Theater, whether live or film, has always held a special place in my heart. I’m a dreamer with my head a little in the clouds — ideas and adventures constantly tugging at my sensible side. Sometimes I follow through, but mostly they stay in dream form with the risks outweighing the need to jump into an idea. Books and theater have always fed that dreamer in me and nothing grabs my imagination quite like a musical. How I wish life included breakout scenes of choreography and singing instead of talking.

We attempt to show our children that this world is so much bigger than our little nook in it. All the books piled around the house and our traveling are geared toward that lesson. There is so much you can do and be that you can’t see from where we live. The faces that stared at that movie screen were the same ones several years ago who stood awestruck watching street performers in Key West, Florida. They were doing seemingly unreal things, just like P.T. Barnum. I’m not looking to raise anyone with a tilt toward scoundrel, but I do want big dreamers. I remember our oldest telling us he was going to be one of those street performers and “thinking over my dead body.” But that’s not what I told him. This is your one life. Choose well for you, but be prepared for the road to be full of obstacles whether you’re literally jumping through hoops during sunset celebrations for tourists or working a corporate desk job. Nothing changes if no one is willing to look outside the box and take a chance. Be the chance-taker.

I worry about these children like it’s my career. I don’t want them to be hurt, be sad, be in trouble, or make bad choices which has happened and will again and again. I don’t want them to face criticism or money problems. I also don’t want them to regret not doing something simply because there were risks. I’m not saying take unreasonable risk to endanger their lives, but don’t be afraid to love big, dream big and possibly fail big.

I left that theater with chatty children who got the message so beautifully conveyed. It doesn’t matter how or where you start from. You can have a dream and bring it to fruition, even if the world tells you you’re crazy. Dream. Imagine. Change the way people see the world. You won’t get anywhere just sitting there. Believe in yourself. There is nothing like a musical when all the parts and pieces click together. We’ve been listening to the soundtrack for The Greatest Showman for days now on repeat. It’s stuck with us, proving the film cast made something special.

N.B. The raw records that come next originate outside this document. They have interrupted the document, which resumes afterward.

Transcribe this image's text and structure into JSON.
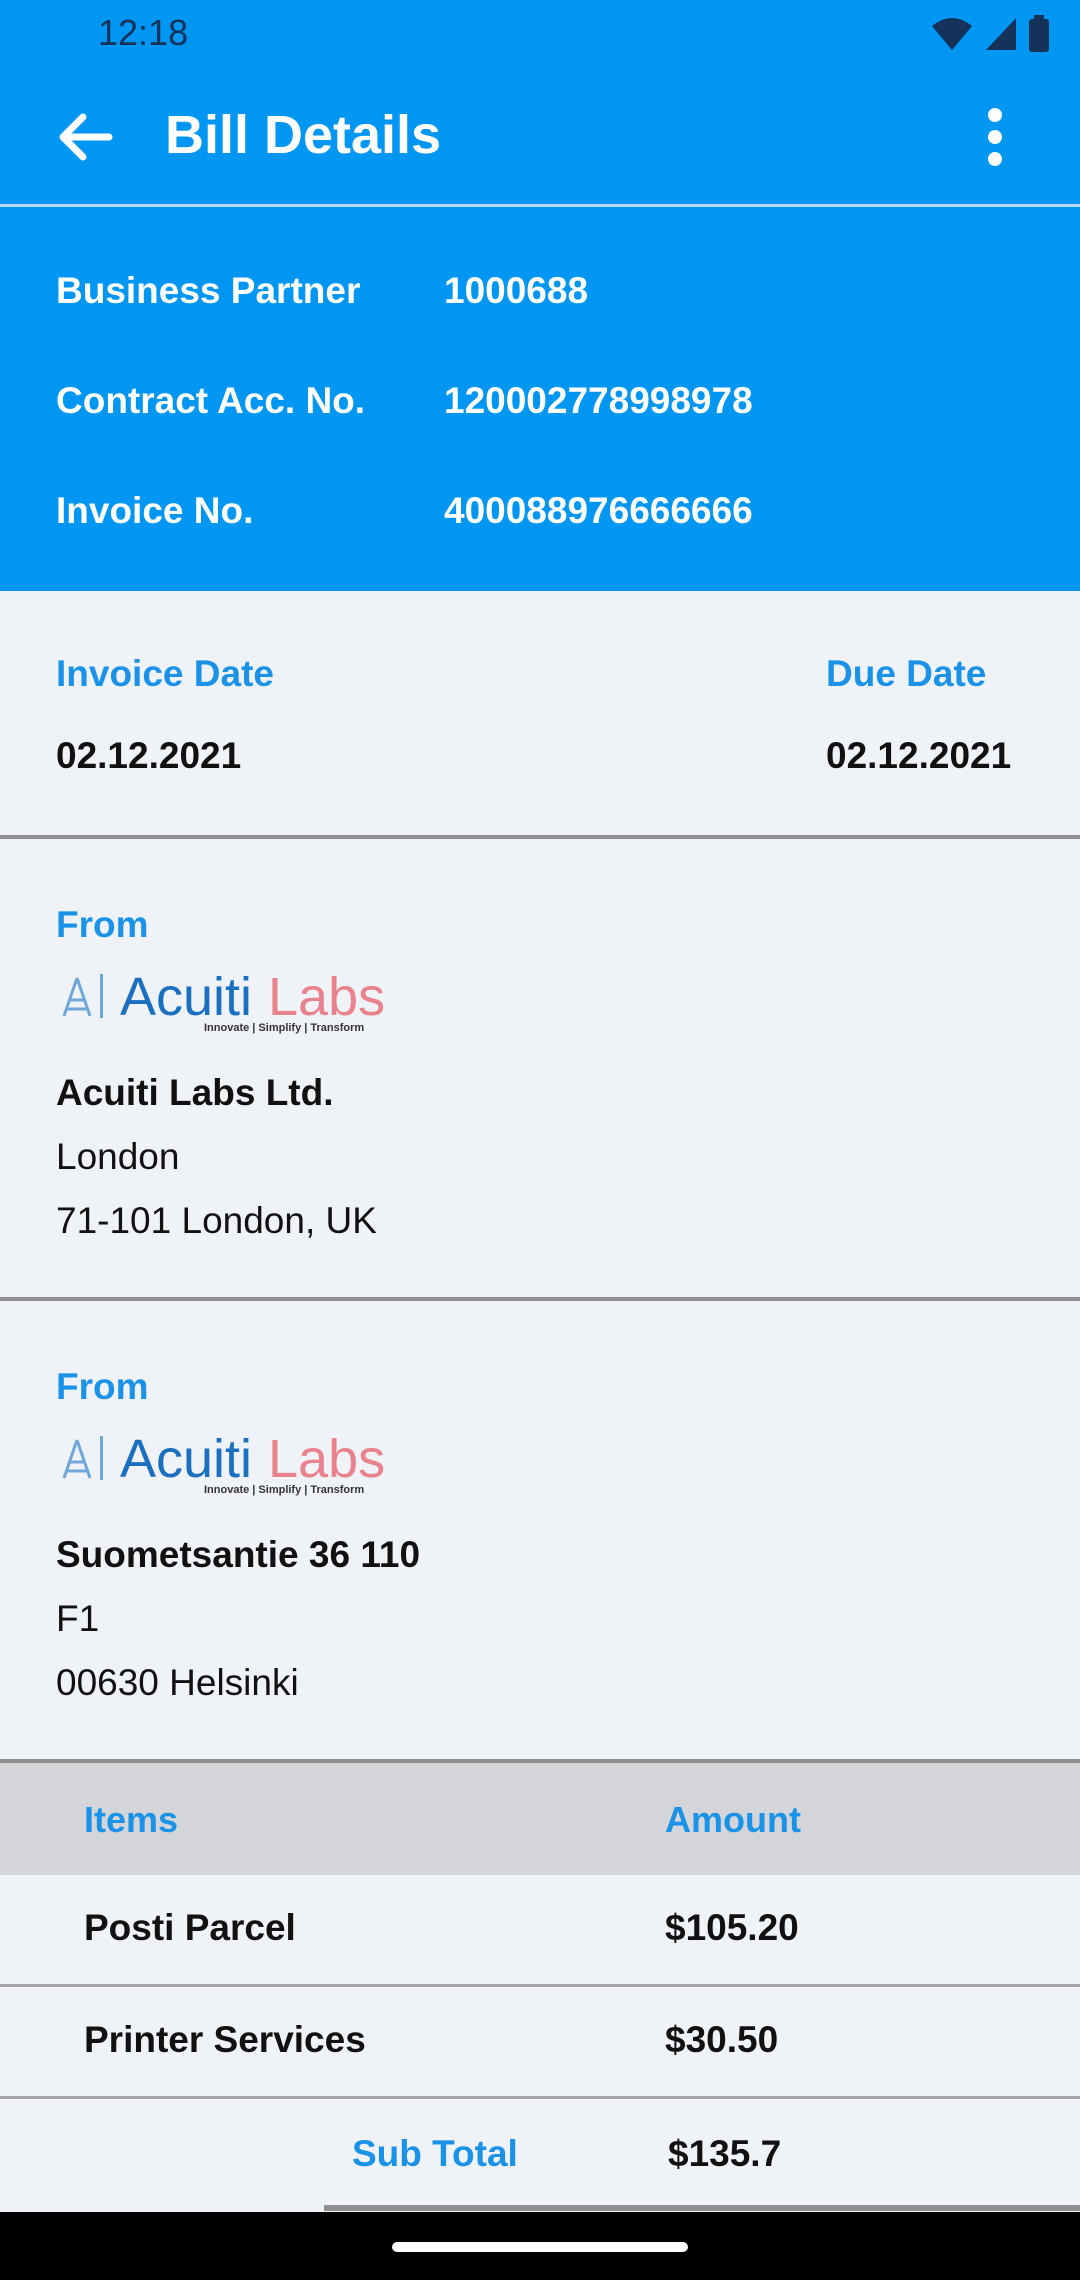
{
  "status_bar": {
    "time": "12:18"
  },
  "app_bar": {
    "title": "Bill Details"
  },
  "summary": {
    "business_partner_label": "Business Partner",
    "business_partner_value": "1000688",
    "contract_label": "Contract Acc. No.",
    "contract_value": "120002778998978",
    "invoice_label": "Invoice No.",
    "invoice_value": "400088976666666"
  },
  "dates": {
    "invoice_date_label": "Invoice Date",
    "invoice_date_value": "02.12.2021",
    "due_date_label": "Due Date",
    "due_date_value": "02.12.2021"
  },
  "from_1": {
    "label": "From",
    "logo_text_a": "Acuiti",
    "logo_text_b": "Labs",
    "logo_tagline": "Innovate | Simplify | Transform",
    "line1": "Acuiti Labs Ltd.",
    "line2": "London",
    "line3": "71-101 London, UK"
  },
  "from_2": {
    "label": "From",
    "logo_text_a": "Acuiti",
    "logo_text_b": "Labs",
    "logo_tagline": "Innovate | Simplify | Transform",
    "line1": "Suometsantie 36 110",
    "line2": "F1",
    "line3": "00630 Helsinki"
  },
  "items": {
    "header_items": "Items",
    "header_amount": "Amount",
    "rows": [
      {
        "name": "Posti Parcel",
        "amount": "$105.20"
      },
      {
        "name": "Printer Services",
        "amount": "$30.50"
      }
    ],
    "subtotal_label": "Sub Total",
    "subtotal_value": "$135.7"
  },
  "colors": {
    "primary": "#0096f2",
    "accent_text": "#1a92e8",
    "background": "#eff2f7"
  }
}
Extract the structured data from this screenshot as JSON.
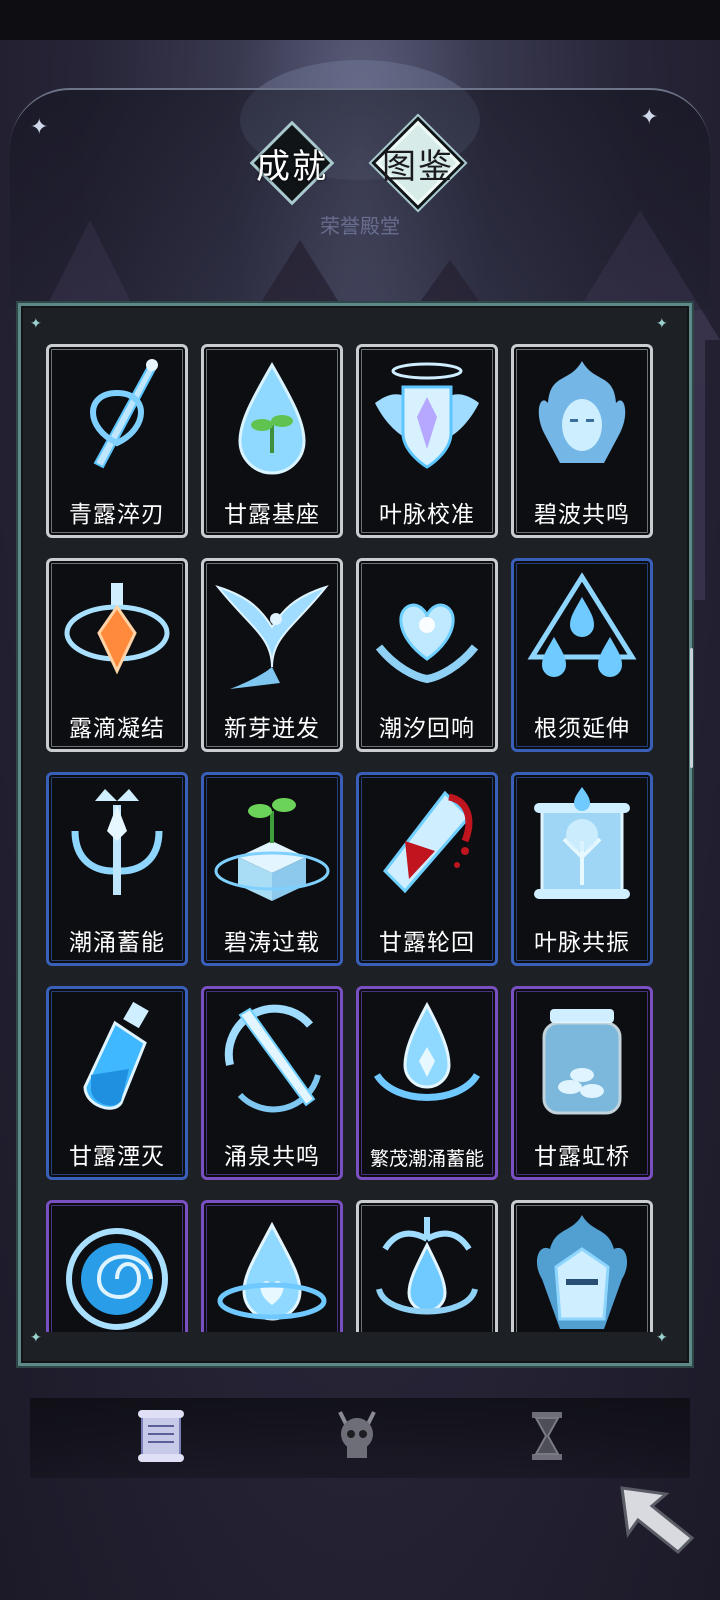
{
  "tabs": [
    {
      "label": "成就",
      "state": "inactive"
    },
    {
      "label": "图鉴",
      "state": "active"
    }
  ],
  "header_faded_title": "荣誉殿堂",
  "cards": [
    {
      "name": "青露淬刃",
      "frame": "white",
      "icon": "sword-heart-icon"
    },
    {
      "name": "甘露基座",
      "frame": "white",
      "icon": "drop-sprout-icon"
    },
    {
      "name": "叶脉校准",
      "frame": "white",
      "icon": "winged-crystal-shield-icon"
    },
    {
      "name": "碧波共鸣",
      "frame": "white",
      "icon": "water-spirit-face-icon"
    },
    {
      "name": "露滴凝结",
      "frame": "white",
      "icon": "potion-gem-icon"
    },
    {
      "name": "新芽迸发",
      "frame": "white",
      "icon": "phoenix-icon"
    },
    {
      "name": "潮汐回响",
      "frame": "white",
      "icon": "crystal-heart-hands-icon"
    },
    {
      "name": "根须延伸",
      "frame": "blue",
      "icon": "triple-drop-icon"
    },
    {
      "name": "潮涌蓄能",
      "frame": "blue",
      "icon": "trident-crown-icon"
    },
    {
      "name": "碧涛过载",
      "frame": "blue",
      "icon": "sprout-cube-icon"
    },
    {
      "name": "甘露轮回",
      "frame": "blue",
      "icon": "bleeding-crystal-icon"
    },
    {
      "name": "叶脉共振",
      "frame": "blue",
      "icon": "tree-scroll-icon"
    },
    {
      "name": "甘露湮灭",
      "frame": "blue",
      "icon": "potion-bottle-icon"
    },
    {
      "name": "涌泉共鸣",
      "frame": "purple",
      "icon": "crescent-dagger-icon"
    },
    {
      "name": "繁茂潮涌蓄能",
      "frame": "purple",
      "icon": "crystal-drop-splash-icon"
    },
    {
      "name": "甘露虹桥",
      "frame": "purple",
      "icon": "coin-jar-icon"
    },
    {
      "name": "",
      "frame": "purple",
      "icon": "vortex-icon"
    },
    {
      "name": "",
      "frame": "purple",
      "icon": "heart-drop-icon"
    },
    {
      "name": "",
      "frame": "white",
      "icon": "fountain-drop-icon"
    },
    {
      "name": "",
      "frame": "white",
      "icon": "flaming-helmet-icon"
    }
  ],
  "bottom_nav": [
    {
      "icon": "scroll-icon",
      "state": "active"
    },
    {
      "icon": "skull-icon",
      "state": "inactive"
    },
    {
      "icon": "hourglass-icon",
      "state": "inactive"
    }
  ],
  "back_button_icon": "back-arrow-icon",
  "colors": {
    "frame_white": "#c9cdd2",
    "frame_blue": "#3a5fb8",
    "frame_purple": "#7a4fc1",
    "icon_glow": "#7fd0ff",
    "panel_border": "#5d8a89"
  }
}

I didn’t even really want to see the movie, even with my love of musicals. I hadn’t heard much about it, but my musically athletic dancer children saw parts of themselves in the trailer they watched. Their imagination was already captured after less than two minutes of a teaser. I asked one of my boys what they enjoyed about The Greatest Showman, and he said, “That they were all so different, and it didn’t matter to the ones that truly loved them.” Find your people because you won’t be for everyone, but there are people waiting for you who will love you for who you are, quirks and all. Just be uniquely you and believe in the possibility of those dreams.

It’s odd how this specific movie affected me. We watch a lot of movies, but this was refreshingly different. The lyrics for the songs speak to me at my mothering roots. I think of those actors, the director, producers and everyone that worked to put that film together. Could they even imagine that in a small theater in the middle of the least populated state in the United States a mother watched her children watch that big screen and saw their imaginations on fire? Did they know how grateful that mother would be for all the time and energy that went into making her hopes for them into an anthem on a big screen? Probably not.